One of the attacks occurred outside a cinema, where a street cleaner died when he kicked a package that blew up. The other man died from injuries in a separate blast, officials said, identifying the dead as a 29-year-old Indian and a 33-year-old Bangladeshi. Another Indian man was injured.
Rights group Amnesty International called for an independent investigation into Monday's attacks. "...those responsible [must be] brought to justice in proceedings that comply with internationally recognised standards for fair trial and with no possibility of the death penalty," a statement said.
Police have been targeted by explosions several times this year, as the government has stepped up efforts to quell an uprising that has simmered since protests broke out in early 2011.
But bombs targeting civilians are rare in the kingdom, where the Sunni Muslim Al Khalifa family rules over a majority Shia population.
Opposition politician Matar Matar of the Shia party al-Wefaq said he doubted that opposition activists were behind Monday's attacks.
He suggested the police or military might have been responsible, or a rogue unit.
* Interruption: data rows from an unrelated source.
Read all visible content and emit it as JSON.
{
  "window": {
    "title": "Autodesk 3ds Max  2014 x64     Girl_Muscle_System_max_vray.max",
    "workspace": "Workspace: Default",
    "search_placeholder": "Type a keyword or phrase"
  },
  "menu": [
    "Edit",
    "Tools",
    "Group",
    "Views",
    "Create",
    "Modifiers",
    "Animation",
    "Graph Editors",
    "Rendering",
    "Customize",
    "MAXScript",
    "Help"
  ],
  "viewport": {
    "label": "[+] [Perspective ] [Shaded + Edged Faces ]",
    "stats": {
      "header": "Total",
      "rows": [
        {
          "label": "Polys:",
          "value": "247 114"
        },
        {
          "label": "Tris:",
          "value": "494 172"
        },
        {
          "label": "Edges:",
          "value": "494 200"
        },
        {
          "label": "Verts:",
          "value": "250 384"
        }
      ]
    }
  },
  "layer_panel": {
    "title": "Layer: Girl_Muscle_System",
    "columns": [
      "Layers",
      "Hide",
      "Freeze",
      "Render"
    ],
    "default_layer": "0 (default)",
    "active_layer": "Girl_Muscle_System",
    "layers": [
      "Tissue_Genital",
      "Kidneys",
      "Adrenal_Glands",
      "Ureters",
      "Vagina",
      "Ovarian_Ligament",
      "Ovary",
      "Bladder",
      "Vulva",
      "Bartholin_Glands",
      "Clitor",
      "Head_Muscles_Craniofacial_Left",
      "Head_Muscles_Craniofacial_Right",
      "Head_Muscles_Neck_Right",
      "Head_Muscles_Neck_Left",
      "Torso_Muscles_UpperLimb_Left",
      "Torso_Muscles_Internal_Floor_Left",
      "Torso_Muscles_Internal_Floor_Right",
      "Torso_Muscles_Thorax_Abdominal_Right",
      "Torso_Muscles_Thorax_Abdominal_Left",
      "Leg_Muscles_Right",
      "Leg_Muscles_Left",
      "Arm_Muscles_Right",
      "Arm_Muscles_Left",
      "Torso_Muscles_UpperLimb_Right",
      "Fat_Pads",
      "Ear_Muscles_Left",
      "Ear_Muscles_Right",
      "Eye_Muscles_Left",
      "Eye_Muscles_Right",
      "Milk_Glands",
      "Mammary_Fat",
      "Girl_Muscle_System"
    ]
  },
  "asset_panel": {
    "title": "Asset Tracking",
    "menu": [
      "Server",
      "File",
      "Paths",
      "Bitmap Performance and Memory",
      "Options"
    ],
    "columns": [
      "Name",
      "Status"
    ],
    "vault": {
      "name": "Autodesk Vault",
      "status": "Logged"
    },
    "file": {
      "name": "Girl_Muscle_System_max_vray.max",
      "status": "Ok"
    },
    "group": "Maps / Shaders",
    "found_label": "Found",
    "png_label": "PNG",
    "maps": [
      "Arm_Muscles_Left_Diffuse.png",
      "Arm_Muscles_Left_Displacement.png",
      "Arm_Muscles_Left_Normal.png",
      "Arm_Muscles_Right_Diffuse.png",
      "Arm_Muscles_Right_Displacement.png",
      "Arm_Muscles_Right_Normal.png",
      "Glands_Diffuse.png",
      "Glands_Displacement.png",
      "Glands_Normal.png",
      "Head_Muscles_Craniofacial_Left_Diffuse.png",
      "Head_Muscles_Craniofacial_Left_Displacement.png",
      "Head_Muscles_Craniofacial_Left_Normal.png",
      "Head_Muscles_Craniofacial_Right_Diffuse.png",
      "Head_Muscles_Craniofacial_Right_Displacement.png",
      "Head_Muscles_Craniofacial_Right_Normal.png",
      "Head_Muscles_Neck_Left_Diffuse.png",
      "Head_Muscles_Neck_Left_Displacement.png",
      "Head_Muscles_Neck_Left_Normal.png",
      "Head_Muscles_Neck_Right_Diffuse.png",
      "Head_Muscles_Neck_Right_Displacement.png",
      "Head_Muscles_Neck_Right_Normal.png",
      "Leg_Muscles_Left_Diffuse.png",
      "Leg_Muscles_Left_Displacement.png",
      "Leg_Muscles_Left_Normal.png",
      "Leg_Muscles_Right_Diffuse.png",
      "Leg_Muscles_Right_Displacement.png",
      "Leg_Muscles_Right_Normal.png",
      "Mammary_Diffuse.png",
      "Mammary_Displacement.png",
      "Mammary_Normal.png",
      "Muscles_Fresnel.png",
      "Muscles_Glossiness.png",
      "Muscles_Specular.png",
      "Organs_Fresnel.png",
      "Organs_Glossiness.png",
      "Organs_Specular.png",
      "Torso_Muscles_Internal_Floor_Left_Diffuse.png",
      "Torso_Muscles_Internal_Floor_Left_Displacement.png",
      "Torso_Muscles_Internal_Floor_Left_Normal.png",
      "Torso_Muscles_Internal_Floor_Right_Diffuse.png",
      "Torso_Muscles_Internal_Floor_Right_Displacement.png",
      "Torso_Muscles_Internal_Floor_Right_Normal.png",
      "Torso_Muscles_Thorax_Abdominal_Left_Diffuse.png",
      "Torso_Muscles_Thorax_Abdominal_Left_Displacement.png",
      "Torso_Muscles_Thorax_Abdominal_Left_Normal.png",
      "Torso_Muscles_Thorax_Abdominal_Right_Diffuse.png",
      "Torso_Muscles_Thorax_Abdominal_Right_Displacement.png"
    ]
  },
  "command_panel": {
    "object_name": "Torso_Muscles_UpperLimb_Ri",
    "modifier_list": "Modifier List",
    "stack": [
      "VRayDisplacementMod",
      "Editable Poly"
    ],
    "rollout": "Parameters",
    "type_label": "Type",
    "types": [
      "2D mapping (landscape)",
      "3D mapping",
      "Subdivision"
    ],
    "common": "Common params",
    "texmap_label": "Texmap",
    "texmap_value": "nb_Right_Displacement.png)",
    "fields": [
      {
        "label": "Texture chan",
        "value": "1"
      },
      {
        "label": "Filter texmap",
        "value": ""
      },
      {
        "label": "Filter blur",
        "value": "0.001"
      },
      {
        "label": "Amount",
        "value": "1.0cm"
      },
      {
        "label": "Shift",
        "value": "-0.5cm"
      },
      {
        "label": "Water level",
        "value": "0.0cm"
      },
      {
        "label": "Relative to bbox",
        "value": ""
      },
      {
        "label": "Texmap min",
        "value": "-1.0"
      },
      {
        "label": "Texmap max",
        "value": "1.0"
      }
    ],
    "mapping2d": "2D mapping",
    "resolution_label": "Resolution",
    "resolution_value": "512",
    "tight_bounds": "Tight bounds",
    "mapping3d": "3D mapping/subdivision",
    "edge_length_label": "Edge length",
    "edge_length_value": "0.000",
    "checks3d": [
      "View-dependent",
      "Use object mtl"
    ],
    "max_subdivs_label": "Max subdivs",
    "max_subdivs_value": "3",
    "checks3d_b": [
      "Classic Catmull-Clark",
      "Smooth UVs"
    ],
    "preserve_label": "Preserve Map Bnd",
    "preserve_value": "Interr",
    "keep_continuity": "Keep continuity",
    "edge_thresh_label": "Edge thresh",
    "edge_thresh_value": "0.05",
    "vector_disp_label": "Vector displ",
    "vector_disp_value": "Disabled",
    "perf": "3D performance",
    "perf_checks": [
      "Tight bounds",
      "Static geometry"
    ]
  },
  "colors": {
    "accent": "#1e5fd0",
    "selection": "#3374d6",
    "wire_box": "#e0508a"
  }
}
"This incident is strange - why would anyone target workers?" he said. "I'm worried that police and military are losing control of their units or it is [preparation] before declaring martial law."
Maryam al-Khawaja, acting head of the Bahrain Centre for Human Rights, said: "As always, we condemn violence but, given the Bahraini authorities' background in spreading disinformation, we call for an independent investigation into the deaths of the two migrant workers."
Khawaja, who is based in Denmark, said the attacks were "not grounds to start a campaign of collective punishment, arbitrary arrests, and torture, as we've see happen before".
Foreign ministers from the Gulf Co-operation Council - made up of Bahrain, Kuwait, Oman, Qatar, Saudi Arabia and the United Arab Emirates - plan to meet in Manama on Wednesday to discuss regional issues.
The meeting will discuss Bahrain's tensions and growing clashes in Kuwait between security forces and the opposition.
Thirty-five people were killed in Bahrain as the Shia-led opposition staged protests in February and March 2011 and the two months of martial law that followed. While mass protests in central Manama have been stamped out, clashes between protesters and riot police are still common in Shia districts.
Activists and rights groups say 50 civilians have been killed in the turmoil since the end of martial law, while the authorities say two policemen have died.
Shias make up about 70 per cent of Bahrain's 525,000 citizens. They complain of discrimination in the electoral system, jobs, housing and education, and say they are mistreated by government departments, the police and the army.
Bahrain's Western allies have urged renewed efforts at dialogue to ease the crisis, but opposition groups insist that talks cannot move forward unless the monarchy is willing to make greater concessions to loosen its hold on the country's affairs.
Bahrain's leaders have so far made reforms that include transferring more oversight powers to the elected parliament.